The housing market has cooled from its blistering pace of this year’s 1st half. However, demand remains robust with prices continuing to rise.
So, why have homebuilders, as represented by the iShares U.S Home Construction ETF (ITB), declined over 9% in the past week?
Granted, ITB and many individual homebuilders have enjoyed huge gains from the pandemic low. But, the recent downturn seems less like profit-taking and more like the realization that prices have peaked.
Indeed, national home prices, as measured by the Case-Shiller Index, increased 7% to 19% every month from September 2020 to June 2021.
A Tuesday Commerce Department report indicated a significant increase in the new housing inventory — the jump was driven by a record rise in pre-built homes. Builders are taking longer to complete houses, hobbled by expensive raw materials as well as scarce land and workers.
This analysis doesn’t jibe with the facts on the ground. Lumber prices have returned to pre-pandemic levels and the worker shortage has been alleviated as expanded benefits roll off. Homebuilders are reportedly turning away buyers as they attempt to reduce the backlog of sales.
Sales of new U.S. single-family homes increased in July after three consecutive monthly declines. But, housing market momentum is slowing as housing prices surge.
However, July may have proved a peak as forecasted new home sales, which account for 10.6% of them, dropped 27.2% on a year-over-year basis that same month. September reports reveal that single-family building permits fell in July, while confidence among homebuilders hit a 13-month low in August.
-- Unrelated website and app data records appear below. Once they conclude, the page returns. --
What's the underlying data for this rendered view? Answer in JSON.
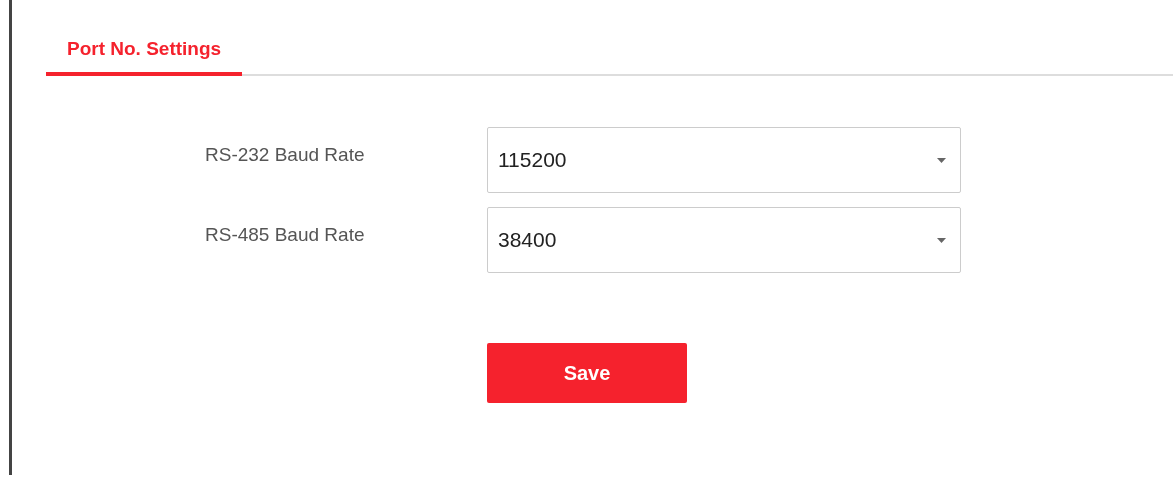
{
  "tabs": [
    {
      "label": "Port No. Settings",
      "selected": true
    }
  ],
  "fields": [
    {
      "label": "RS-232 Baud Rate",
      "value": "115200"
    },
    {
      "label": "RS-485 Baud Rate",
      "value": "38400"
    }
  ],
  "buttons": [
    "Save"
  ]
}
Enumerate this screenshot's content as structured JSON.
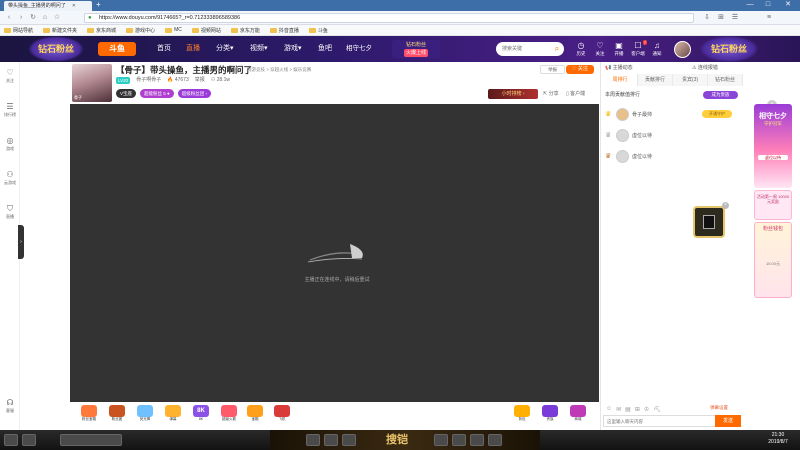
{
  "browser": {
    "tab_title": "带头操鱼_主播男的啊问了",
    "new_tab_icon": "+",
    "url": "https://www.douyu.com/9174665?_r=0.712333896589386",
    "window_controls": [
      "—",
      "□",
      "✕"
    ],
    "bookmarks": [
      "网站导航",
      "新建文件夹",
      "京东商城",
      "游戏中心",
      "MC",
      "视频网站",
      "京东万能",
      "抖音直播",
      "斗鱼"
    ]
  },
  "header": {
    "banner_left_text": "钻石粉丝",
    "logo_text": "斗鱼",
    "nav": [
      "首页",
      "直播",
      "分类",
      "视频",
      "游戏",
      "鱼吧"
    ],
    "qixi": "相守七夕",
    "diamond_title": "钻石粉丝",
    "diamond_badge": "火爆上线",
    "search_placeholder": "搜索关键",
    "icons": [
      {
        "name": "history",
        "glyph": "◷",
        "label": "历史"
      },
      {
        "name": "follow",
        "glyph": "♡",
        "label": "关注"
      },
      {
        "name": "live",
        "glyph": "▣",
        "label": "开播"
      },
      {
        "name": "client",
        "glyph": "☐",
        "label": "客户端"
      },
      {
        "name": "notice",
        "glyph": "♫",
        "label": "通知"
      }
    ],
    "client_badge": "7",
    "banner_right_text": "钻石粉丝"
  },
  "left_nav": [
    {
      "glyph": "♡",
      "label": "关注"
    },
    {
      "glyph": "☰",
      "label": "排行榜"
    },
    {
      "glyph": "◎",
      "label": "游戏"
    },
    {
      "glyph": "⚇",
      "label": "云游戏"
    },
    {
      "glyph": "⛉",
      "label": "直播"
    },
    {
      "glyph": "☊",
      "label": "客服"
    }
  ],
  "room": {
    "avatar_label": "骨子",
    "title": "【骨子】带头操鱼，主播男的啊问了",
    "category": "网游竞技 > 穿越火线 > 娱乐竞赛",
    "level": "LV20",
    "anchor": "骨子啊骨子",
    "heat": "47673",
    "fans": "28.1w",
    "tags": [
      {
        "text": "V宝座",
        "color": "#333333"
      },
      {
        "text": "超能粉丝 5 ●",
        "color": "#b03fd0"
      },
      {
        "text": "超级粉丝团 ›",
        "color": "#9b3cd8"
      }
    ],
    "report": "举报",
    "follow": "关注",
    "rank_btn": "小时排榜 ›",
    "share": "分享",
    "download": "客户端"
  },
  "player": {
    "loading_text": "主播正在连线中，请稍后重试"
  },
  "gifts": [
    {
      "label": "粉丝宝箱",
      "color": "#ff7a3a"
    },
    {
      "label": "粉丝团",
      "color": "#c9541f"
    },
    {
      "label": "荧光棒",
      "color": "#6ec0ff"
    },
    {
      "label": "弹幕",
      "color": "#ffb22e"
    },
    {
      "label": "8K",
      "color": "#8a52e6"
    },
    {
      "label": "超级火箭",
      "color": "#ff5a6a"
    },
    {
      "label": "宝箱",
      "color": "#ff9f1a"
    },
    {
      "label": "飞机",
      "color": "#d93a3a"
    },
    {
      "label": "背包",
      "color": "#ffb000"
    },
    {
      "label": "贵族",
      "color": "#7a3cd8"
    },
    {
      "label": "商城",
      "color": "#c03ab8"
    }
  ],
  "right_panel": {
    "top_title": "主播动态",
    "top_right": "连线报错",
    "tabs": [
      "周排行",
      "贡献排行",
      "贵宾(3)",
      "钻石粉丝"
    ],
    "rank_caption": "本周贡献值排行",
    "join_vip": "成为贵族",
    "ranks": [
      {
        "crown": "♛",
        "crown_color": "#f4b400",
        "name": "骨子最帅"
      },
      {
        "crown": "♛",
        "crown_color": "#a8a8a8",
        "name": "虚位以待"
      },
      {
        "crown": "♛",
        "crown_color": "#c27c3a",
        "name": "虚位以待"
      }
    ],
    "guard_btn": "开通守护",
    "chat_tools": [
      "☺",
      "✉",
      "▤",
      "⊞",
      "♔",
      "⛏"
    ],
    "danmu_label": "弹幕设置",
    "chat_placeholder": "这里输入聊天内容",
    "send": "发送"
  },
  "promos": {
    "top_title": "相守七夕",
    "top_sub": "守护冠军",
    "top_btn": "虚位以待",
    "mid_text": "活动第一周 10000元奖励",
    "bot_title": "粉丝钱包",
    "bot_sub": "15.00元",
    "close": "×"
  },
  "taskbar": {
    "center_logo": "搜铠",
    "time": "21:30",
    "date": "2019/8/7"
  }
}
A home’s affordability is just one factor in the ownership equation. Taxes, upkeep, insurance, and utility are just a few of the overlooked costs. I think many new homeowners who spread their wings to have more space and land, will be shocked at the bills coming due this winter. Natural Gas and propane, the two most popular ways to heat a home, have soured by 150% over the past 6 months. For a typical 2,000 square foot home, that could amount to $700 in utility and heating bills.
Another factor that might dampen homebuilder prospects is the great migration from cities to suburbs/exurbs; driven by the pandemic and the ability to work from home’s waning.
A Bloomberg article indicated that NYC landlords can jack up rent prices back up — to the tune of 50%-75% — as both young and older people become enamored with the city life once again.
I don’t think housing is in a bubble. But, it does need to digest the incredible gains of the past 18 months. Once supply starts to meet demand and input costs come down, I think the sector could be a buy.